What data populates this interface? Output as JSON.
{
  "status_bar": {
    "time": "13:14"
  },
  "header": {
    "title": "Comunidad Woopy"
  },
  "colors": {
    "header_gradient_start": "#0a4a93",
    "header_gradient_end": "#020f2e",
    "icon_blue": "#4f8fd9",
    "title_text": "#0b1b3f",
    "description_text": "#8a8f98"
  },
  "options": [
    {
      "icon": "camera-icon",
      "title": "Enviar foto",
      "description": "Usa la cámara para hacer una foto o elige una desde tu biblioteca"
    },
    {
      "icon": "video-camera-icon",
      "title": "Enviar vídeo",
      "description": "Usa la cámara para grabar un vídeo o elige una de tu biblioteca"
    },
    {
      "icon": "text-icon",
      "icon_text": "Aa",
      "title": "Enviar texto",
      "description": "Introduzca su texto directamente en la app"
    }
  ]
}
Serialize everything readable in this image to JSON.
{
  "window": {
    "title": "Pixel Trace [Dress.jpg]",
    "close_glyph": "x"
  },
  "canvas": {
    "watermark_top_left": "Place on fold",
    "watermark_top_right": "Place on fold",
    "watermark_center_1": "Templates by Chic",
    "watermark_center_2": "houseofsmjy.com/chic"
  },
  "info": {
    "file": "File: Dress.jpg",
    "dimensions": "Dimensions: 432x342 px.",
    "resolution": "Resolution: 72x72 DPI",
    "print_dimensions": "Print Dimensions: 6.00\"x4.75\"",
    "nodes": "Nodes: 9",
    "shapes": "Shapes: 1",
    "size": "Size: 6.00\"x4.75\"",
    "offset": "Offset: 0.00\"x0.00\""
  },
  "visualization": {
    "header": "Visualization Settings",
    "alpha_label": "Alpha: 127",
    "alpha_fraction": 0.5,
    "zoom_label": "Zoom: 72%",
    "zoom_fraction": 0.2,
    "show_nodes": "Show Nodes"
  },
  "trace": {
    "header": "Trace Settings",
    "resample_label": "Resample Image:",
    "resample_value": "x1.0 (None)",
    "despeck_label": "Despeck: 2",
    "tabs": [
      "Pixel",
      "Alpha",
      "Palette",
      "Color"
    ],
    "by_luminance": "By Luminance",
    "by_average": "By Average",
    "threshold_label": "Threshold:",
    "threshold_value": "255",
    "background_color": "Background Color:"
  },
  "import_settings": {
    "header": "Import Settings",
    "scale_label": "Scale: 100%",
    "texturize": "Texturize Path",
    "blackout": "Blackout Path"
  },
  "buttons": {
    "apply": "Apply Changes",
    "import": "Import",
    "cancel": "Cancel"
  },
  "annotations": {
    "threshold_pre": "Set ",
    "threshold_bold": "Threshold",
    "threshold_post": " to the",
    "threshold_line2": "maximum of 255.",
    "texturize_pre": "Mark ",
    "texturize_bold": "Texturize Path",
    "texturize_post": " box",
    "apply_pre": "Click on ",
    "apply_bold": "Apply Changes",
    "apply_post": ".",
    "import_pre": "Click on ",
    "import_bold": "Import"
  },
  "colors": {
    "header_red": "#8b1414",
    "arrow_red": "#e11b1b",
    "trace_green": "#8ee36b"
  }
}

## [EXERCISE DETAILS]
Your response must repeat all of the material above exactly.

## [ANSWER FOR THIS EXERCISE]
What data populates this interface? Output as JSON.
{
  "status_bar": {
    "time": "13:14"
  },
  "header": {
    "title": "Comunidad Woopy"
  },
  "colors": {
    "header_gradient_start": "#0a4a93",
    "header_gradient_end": "#020f2e",
    "icon_blue": "#4f8fd9",
    "title_text": "#0b1b3f",
    "description_text": "#8a8f98"
  },
  "options": [
    {
      "icon": "camera-icon",
      "title": "Enviar foto",
      "description": "Usa la cámara para hacer una foto o elige una desde tu biblioteca"
    },
    {
      "icon": "video-camera-icon",
      "title": "Enviar vídeo",
      "description": "Usa la cámara para grabar un vídeo o elige una de tu biblioteca"
    },
    {
      "icon": "text-icon",
      "icon_text": "Aa",
      "title": "Enviar texto",
      "description": "Introduzca su texto directamente en la app"
    }
  ]
}
Serialize everything readable in this image to JSON.
{
  "window": {
    "title": "Pixel Trace [Dress.jpg]",
    "close_glyph": "x"
  },
  "canvas": {
    "watermark_top_left": "Place on fold",
    "watermark_top_right": "Place on fold",
    "watermark_center_1": "Templates by Chic",
    "watermark_center_2": "houseofsmjy.com/chic"
  },
  "info": {
    "file": "File: Dress.jpg",
    "dimensions": "Dimensions: 432x342 px.",
    "resolution": "Resolution: 72x72 DPI",
    "print_dimensions": "Print Dimensions: 6.00\"x4.75\"",
    "nodes": "Nodes: 9",
    "shapes": "Shapes: 1",
    "size": "Size: 6.00\"x4.75\"",
    "offset": "Offset: 0.00\"x0.00\""
  },
  "visualization": {
    "header": "Visualization Settings",
    "alpha_label": "Alpha: 127",
    "alpha_fraction": 0.5,
    "zoom_label": "Zoom: 72%",
    "zoom_fraction": 0.2,
    "show_nodes": "Show Nodes"
  },
  "trace": {
    "header": "Trace Settings",
    "resample_label": "Resample Image:",
    "resample_value": "x1.0 (None)",
    "despeck_label": "Despeck: 2",
    "tabs": [
      "Pixel",
      "Alpha",
      "Palette",
      "Color"
    ],
    "by_luminance": "By Luminance",
    "by_average": "By Average",
    "threshold_label": "Threshold:",
    "threshold_value": "255",
    "background_color": "Background Color:"
  },
  "import_settings": {
    "header": "Import Settings",
    "scale_label": "Scale: 100%",
    "texturize": "Texturize Path",
    "blackout": "Blackout Path"
  },
  "buttons": {
    "apply": "Apply Changes",
    "import": "Import",
    "cancel": "Cancel"
  },
  "annotations": {
    "threshold_pre": "Set ",
    "threshold_bold": "Threshold",
    "threshold_post": " to the",
    "threshold_line2": "maximum of 255.",
    "texturize_pre": "Mark ",
    "texturize_bold": "Texturize Path",
    "texturize_post": " box",
    "apply_pre": "Click on ",
    "apply_bold": "Apply Changes",
    "apply_post": ".",
    "import_pre": "Click on ",
    "import_bold": "Import"
  },
  "colors": {
    "header_red": "#8b1414",
    "arrow_red": "#e11b1b",
    "trace_green": "#8ee36b"
  }
}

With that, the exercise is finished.